### Action item
Restate the listing below exactly, images excluded.

### Records to process
——————————

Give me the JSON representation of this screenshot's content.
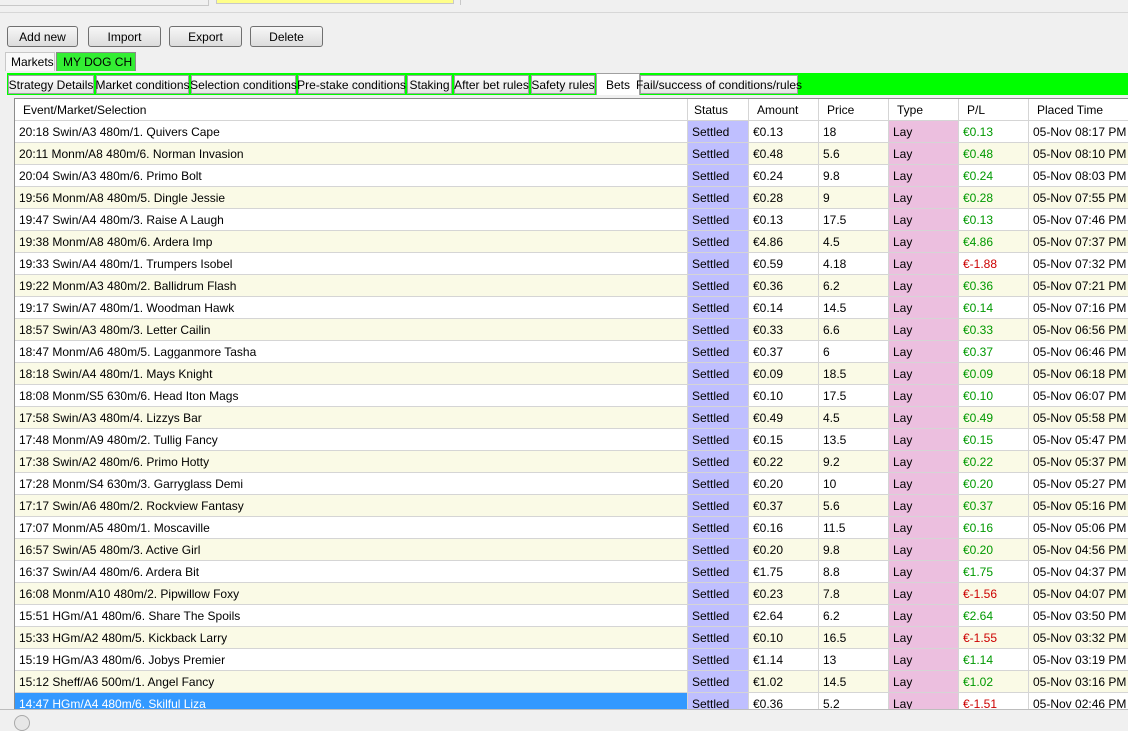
{
  "toolbar": {
    "add_new": "Add new",
    "import": "Import",
    "export": "Export",
    "delete": "Delete"
  },
  "market_tabs": [
    "Markets",
    "MY DOG CH"
  ],
  "strategy_tabs": [
    "Strategy Details",
    "Market conditions",
    "Selection conditions",
    "Pre-stake conditions",
    "Staking",
    "After bet rules",
    "Safety rules",
    "Bets",
    "Fail/success of conditions/rules"
  ],
  "active_strategy_tab": "Bets",
  "colors": {
    "tab_bar": "#00ff00",
    "status_column": "#bfbfff",
    "type_column": "#ecbfdf",
    "positive_pl": "#009900",
    "negative_pl": "#cc0000",
    "selected_row": "#3399ff"
  },
  "columns": [
    "Event/Market/Selection",
    "Status",
    "Amount",
    "Price",
    "Type",
    "P/L",
    "Placed Time"
  ],
  "bets": [
    {
      "event": "20:18 Swin/A3 480m/1. Quivers Cape",
      "status": "Settled",
      "amount": "€0.13",
      "price": "18",
      "type": "Lay",
      "pl": "€0.13",
      "time": "05-Nov 08:17 PM"
    },
    {
      "event": "20:11 Monm/A8 480m/6. Norman Invasion",
      "status": "Settled",
      "amount": "€0.48",
      "price": "5.6",
      "type": "Lay",
      "pl": "€0.48",
      "time": "05-Nov 08:10 PM"
    },
    {
      "event": "20:04 Swin/A3 480m/6. Primo Bolt",
      "status": "Settled",
      "amount": "€0.24",
      "price": "9.8",
      "type": "Lay",
      "pl": "€0.24",
      "time": "05-Nov 08:03 PM"
    },
    {
      "event": "19:56 Monm/A8 480m/5. Dingle Jessie",
      "status": "Settled",
      "amount": "€0.28",
      "price": "9",
      "type": "Lay",
      "pl": "€0.28",
      "time": "05-Nov 07:55 PM"
    },
    {
      "event": "19:47 Swin/A4 480m/3. Raise A Laugh",
      "status": "Settled",
      "amount": "€0.13",
      "price": "17.5",
      "type": "Lay",
      "pl": "€0.13",
      "time": "05-Nov 07:46 PM"
    },
    {
      "event": "19:38 Monm/A8 480m/6. Ardera Imp",
      "status": "Settled",
      "amount": "€4.86",
      "price": "4.5",
      "type": "Lay",
      "pl": "€4.86",
      "time": "05-Nov 07:37 PM"
    },
    {
      "event": "19:33 Swin/A4 480m/1. Trumpers Isobel",
      "status": "Settled",
      "amount": "€0.59",
      "price": "4.18",
      "type": "Lay",
      "pl": "€-1.88",
      "time": "05-Nov 07:32 PM"
    },
    {
      "event": "19:22 Monm/A3 480m/2. Ballidrum Flash",
      "status": "Settled",
      "amount": "€0.36",
      "price": "6.2",
      "type": "Lay",
      "pl": "€0.36",
      "time": "05-Nov 07:21 PM"
    },
    {
      "event": "19:17 Swin/A7 480m/1. Woodman Hawk",
      "status": "Settled",
      "amount": "€0.14",
      "price": "14.5",
      "type": "Lay",
      "pl": "€0.14",
      "time": "05-Nov 07:16 PM"
    },
    {
      "event": "18:57 Swin/A3 480m/3. Letter Cailin",
      "status": "Settled",
      "amount": "€0.33",
      "price": "6.6",
      "type": "Lay",
      "pl": "€0.33",
      "time": "05-Nov 06:56 PM"
    },
    {
      "event": "18:47 Monm/A6 480m/5. Lagganmore Tasha",
      "status": "Settled",
      "amount": "€0.37",
      "price": "6",
      "type": "Lay",
      "pl": "€0.37",
      "time": "05-Nov 06:46 PM"
    },
    {
      "event": "18:18 Swin/A4 480m/1. Mays Knight",
      "status": "Settled",
      "amount": "€0.09",
      "price": "18.5",
      "type": "Lay",
      "pl": "€0.09",
      "time": "05-Nov 06:18 PM"
    },
    {
      "event": "18:08 Monm/S5 630m/6. Head Iton Mags",
      "status": "Settled",
      "amount": "€0.10",
      "price": "17.5",
      "type": "Lay",
      "pl": "€0.10",
      "time": "05-Nov 06:07 PM"
    },
    {
      "event": "17:58 Swin/A3 480m/4. Lizzys Bar",
      "status": "Settled",
      "amount": "€0.49",
      "price": "4.5",
      "type": "Lay",
      "pl": "€0.49",
      "time": "05-Nov 05:58 PM"
    },
    {
      "event": "17:48 Monm/A9 480m/2. Tullig Fancy",
      "status": "Settled",
      "amount": "€0.15",
      "price": "13.5",
      "type": "Lay",
      "pl": "€0.15",
      "time": "05-Nov 05:47 PM"
    },
    {
      "event": "17:38 Swin/A2 480m/6. Primo Hotty",
      "status": "Settled",
      "amount": "€0.22",
      "price": "9.2",
      "type": "Lay",
      "pl": "€0.22",
      "time": "05-Nov 05:37 PM"
    },
    {
      "event": "17:28 Monm/S4 630m/3. Garryglass Demi",
      "status": "Settled",
      "amount": "€0.20",
      "price": "10",
      "type": "Lay",
      "pl": "€0.20",
      "time": "05-Nov 05:27 PM"
    },
    {
      "event": "17:17 Swin/A6 480m/2. Rockview Fantasy",
      "status": "Settled",
      "amount": "€0.37",
      "price": "5.6",
      "type": "Lay",
      "pl": "€0.37",
      "time": "05-Nov 05:16 PM"
    },
    {
      "event": "17:07 Monm/A5 480m/1. Moscaville",
      "status": "Settled",
      "amount": "€0.16",
      "price": "11.5",
      "type": "Lay",
      "pl": "€0.16",
      "time": "05-Nov 05:06 PM"
    },
    {
      "event": "16:57 Swin/A5 480m/3. Active Girl",
      "status": "Settled",
      "amount": "€0.20",
      "price": "9.8",
      "type": "Lay",
      "pl": "€0.20",
      "time": "05-Nov 04:56 PM"
    },
    {
      "event": "16:37 Swin/A4 480m/6. Ardera Bit",
      "status": "Settled",
      "amount": "€1.75",
      "price": "8.8",
      "type": "Lay",
      "pl": "€1.75",
      "time": "05-Nov 04:37 PM"
    },
    {
      "event": "16:08 Monm/A10 480m/2. Pipwillow Foxy",
      "status": "Settled",
      "amount": "€0.23",
      "price": "7.8",
      "type": "Lay",
      "pl": "€-1.56",
      "time": "05-Nov 04:07 PM"
    },
    {
      "event": "15:51 HGm/A1 480m/6. Share The Spoils",
      "status": "Settled",
      "amount": "€2.64",
      "price": "6.2",
      "type": "Lay",
      "pl": "€2.64",
      "time": "05-Nov 03:50 PM"
    },
    {
      "event": "15:33 HGm/A2 480m/5. Kickback Larry",
      "status": "Settled",
      "amount": "€0.10",
      "price": "16.5",
      "type": "Lay",
      "pl": "€-1.55",
      "time": "05-Nov 03:32 PM"
    },
    {
      "event": "15:19 HGm/A3 480m/6. Jobys Premier",
      "status": "Settled",
      "amount": "€1.14",
      "price": "13",
      "type": "Lay",
      "pl": "€1.14",
      "time": "05-Nov 03:19 PM"
    },
    {
      "event": "15:12 Sheff/A6 500m/1. Angel Fancy",
      "status": "Settled",
      "amount": "€1.02",
      "price": "14.5",
      "type": "Lay",
      "pl": "€1.02",
      "time": "05-Nov 03:16 PM"
    },
    {
      "event": "14:47 HGm/A4 480m/6. Skilful Liza",
      "status": "Settled",
      "amount": "€0.36",
      "price": "5.2",
      "type": "Lay",
      "pl": "€-1.51",
      "time": "05-Nov 02:46 PM"
    }
  ],
  "selected_row_index": 26
}
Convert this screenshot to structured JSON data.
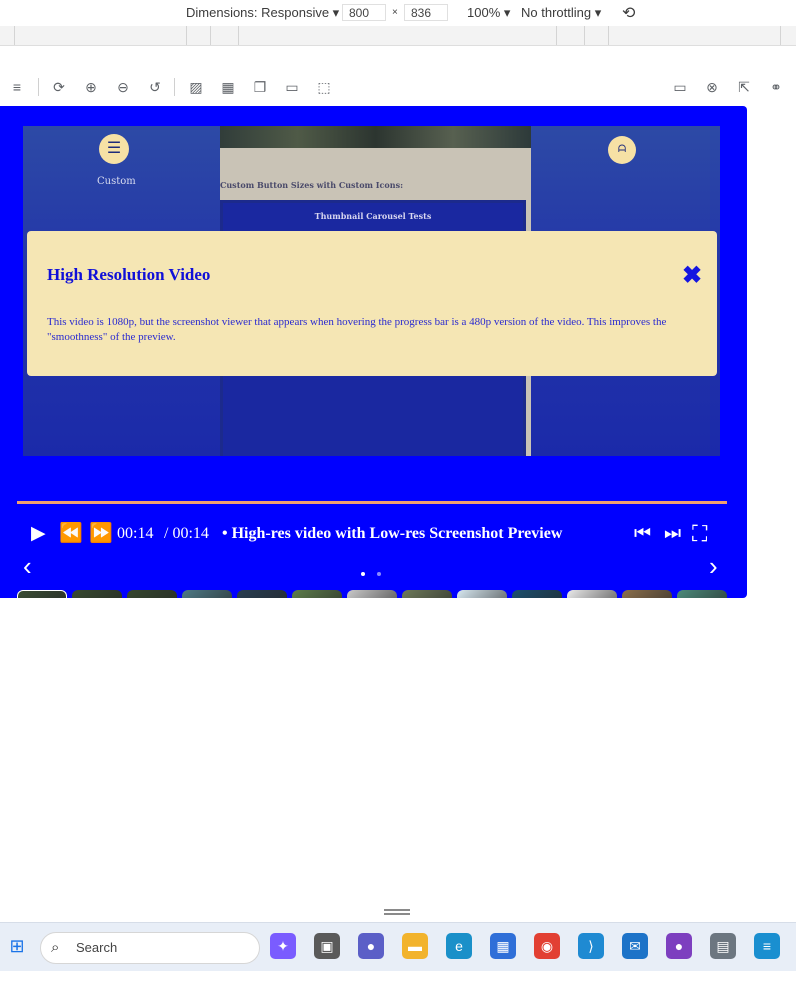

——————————

### Response to this task
Give me the JSON representation of this screenshot's content.
{
  "toolbar": {
    "add_new": "Add new",
    "import": "Import",
    "export": "Export",
    "delete": "Delete"
  },
  "market_tabs": [
    "Markets",
    "MY DOG CH"
  ],
  "strategy_tabs": [
    "Strategy Details",
    "Market conditions",
    "Selection conditions",
    "Pre-stake conditions",
    "Staking",
    "After bet rules",
    "Safety rules",
    "Bets",
    "Fail/success of conditions/rules"
  ],
  "active_strategy_tab": "Bets",
  "colors": {
    "tab_bar": "#00ff00",
    "status_column": "#bfbfff",
    "type_column": "#ecbfdf",
    "positive_pl": "#009900",
    "negative_pl": "#cc0000",
    "selected_row": "#3399ff"
  },
  "columns": [
    "Event/Market/Selection",
    "Status",
    "Amount",
    "Price",
    "Type",
    "P/L",
    "Placed Time"
  ],
  "bets": [
    {
      "event": "20:18 Swin/A3 480m/1. Quivers Cape",
      "status": "Settled",
      "amount": "€0.13",
      "price": "18",
      "type": "Lay",
      "pl": "€0.13",
      "time": "05-Nov 08:17 PM"
    },
    {
      "event": "20:11 Monm/A8 480m/6. Norman Invasion",
      "status": "Settled",
      "amount": "€0.48",
      "price": "5.6",
      "type": "Lay",
      "pl": "€0.48",
      "time": "05-Nov 08:10 PM"
    },
    {
      "event": "20:04 Swin/A3 480m/6. Primo Bolt",
      "status": "Settled",
      "amount": "€0.24",
      "price": "9.8",
      "type": "Lay",
      "pl": "€0.24",
      "time": "05-Nov 08:03 PM"
    },
    {
      "event": "19:56 Monm/A8 480m/5. Dingle Jessie",
      "status": "Settled",
      "amount": "€0.28",
      "price": "9",
      "type": "Lay",
      "pl": "€0.28",
      "time": "05-Nov 07:55 PM"
    },
    {
      "event": "19:47 Swin/A4 480m/3. Raise A Laugh",
      "status": "Settled",
      "amount": "€0.13",
      "price": "17.5",
      "type": "Lay",
      "pl": "€0.13",
      "time": "05-Nov 07:46 PM"
    },
    {
      "event": "19:38 Monm/A8 480m/6. Ardera Imp",
      "status": "Settled",
      "amount": "€4.86",
      "price": "4.5",
      "type": "Lay",
      "pl": "€4.86",
      "time": "05-Nov 07:37 PM"
    },
    {
      "event": "19:33 Swin/A4 480m/1. Trumpers Isobel",
      "status": "Settled",
      "amount": "€0.59",
      "price": "4.18",
      "type": "Lay",
      "pl": "€-1.88",
      "time": "05-Nov 07:32 PM"
    },
    {
      "event": "19:22 Monm/A3 480m/2. Ballidrum Flash",
      "status": "Settled",
      "amount": "€0.36",
      "price": "6.2",
      "type": "Lay",
      "pl": "€0.36",
      "time": "05-Nov 07:21 PM"
    },
    {
      "event": "19:17 Swin/A7 480m/1. Woodman Hawk",
      "status": "Settled",
      "amount": "€0.14",
      "price": "14.5",
      "type": "Lay",
      "pl": "€0.14",
      "time": "05-Nov 07:16 PM"
    },
    {
      "event": "18:57 Swin/A3 480m/3. Letter Cailin",
      "status": "Settled",
      "amount": "€0.33",
      "price": "6.6",
      "type": "Lay",
      "pl": "€0.33",
      "time": "05-Nov 06:56 PM"
    },
    {
      "event": "18:47 Monm/A6 480m/5. Lagganmore Tasha",
      "status": "Settled",
      "amount": "€0.37",
      "price": "6",
      "type": "Lay",
      "pl": "€0.37",
      "time": "05-Nov 06:46 PM"
    },
    {
      "event": "18:18 Swin/A4 480m/1. Mays Knight",
      "status": "Settled",
      "amount": "€0.09",
      "price": "18.5",
      "type": "Lay",
      "pl": "€0.09",
      "time": "05-Nov 06:18 PM"
    },
    {
      "event": "18:08 Monm/S5 630m/6. Head Iton Mags",
      "status": "Settled",
      "amount": "€0.10",
      "price": "17.5",
      "type": "Lay",
      "pl": "€0.10",
      "time": "05-Nov 06:07 PM"
    },
    {
      "event": "17:58 Swin/A3 480m/4. Lizzys Bar",
      "status": "Settled",
      "amount": "€0.49",
      "price": "4.5",
      "type": "Lay",
      "pl": "€0.49",
      "time": "05-Nov 05:58 PM"
    },
    {
      "event": "17:48 Monm/A9 480m/2. Tullig Fancy",
      "status": "Settled",
      "amount": "€0.15",
      "price": "13.5",
      "type": "Lay",
      "pl": "€0.15",
      "time": "05-Nov 05:47 PM"
    },
    {
      "event": "17:38 Swin/A2 480m/6. Primo Hotty",
      "status": "Settled",
      "amount": "€0.22",
      "price": "9.2",
      "type": "Lay",
      "pl": "€0.22",
      "time": "05-Nov 05:37 PM"
    },
    {
      "event": "17:28 Monm/S4 630m/3. Garryglass Demi",
      "status": "Settled",
      "amount": "€0.20",
      "price": "10",
      "type": "Lay",
      "pl": "€0.20",
      "time": "05-Nov 05:27 PM"
    },
    {
      "event": "17:17 Swin/A6 480m/2. Rockview Fantasy",
      "status": "Settled",
      "amount": "€0.37",
      "price": "5.6",
      "type": "Lay",
      "pl": "€0.37",
      "time": "05-Nov 05:16 PM"
    },
    {
      "event": "17:07 Monm/A5 480m/1. Moscaville",
      "status": "Settled",
      "amount": "€0.16",
      "price": "11.5",
      "type": "Lay",
      "pl": "€0.16",
      "time": "05-Nov 05:06 PM"
    },
    {
      "event": "16:57 Swin/A5 480m/3. Active Girl",
      "status": "Settled",
      "amount": "€0.20",
      "price": "9.8",
      "type": "Lay",
      "pl": "€0.20",
      "time": "05-Nov 04:56 PM"
    },
    {
      "event": "16:37 Swin/A4 480m/6. Ardera Bit",
      "status": "Settled",
      "amount": "€1.75",
      "price": "8.8",
      "type": "Lay",
      "pl": "€1.75",
      "time": "05-Nov 04:37 PM"
    },
    {
      "event": "16:08 Monm/A10 480m/2. Pipwillow Foxy",
      "status": "Settled",
      "amount": "€0.23",
      "price": "7.8",
      "type": "Lay",
      "pl": "€-1.56",
      "time": "05-Nov 04:07 PM"
    },
    {
      "event": "15:51 HGm/A1 480m/6. Share The Spoils",
      "status": "Settled",
      "amount": "€2.64",
      "price": "6.2",
      "type": "Lay",
      "pl": "€2.64",
      "time": "05-Nov 03:50 PM"
    },
    {
      "event": "15:33 HGm/A2 480m/5. Kickback Larry",
      "status": "Settled",
      "amount": "€0.10",
      "price": "16.5",
      "type": "Lay",
      "pl": "€-1.55",
      "time": "05-Nov 03:32 PM"
    },
    {
      "event": "15:19 HGm/A3 480m/6. Jobys Premier",
      "status": "Settled",
      "amount": "€1.14",
      "price": "13",
      "type": "Lay",
      "pl": "€1.14",
      "time": "05-Nov 03:19 PM"
    },
    {
      "event": "15:12 Sheff/A6 500m/1. Angel Fancy",
      "status": "Settled",
      "amount": "€1.02",
      "price": "14.5",
      "type": "Lay",
      "pl": "€1.02",
      "time": "05-Nov 03:16 PM"
    },
    {
      "event": "14:47 HGm/A4 480m/6. Skilful Liza",
      "status": "Settled",
      "amount": "€0.36",
      "price": "5.2",
      "type": "Lay",
      "pl": "€-1.51",
      "time": "05-Nov 02:46 PM"
    }
  ],
  "selected_row_index": 26
}
Convert this screenshot to structured JSON data.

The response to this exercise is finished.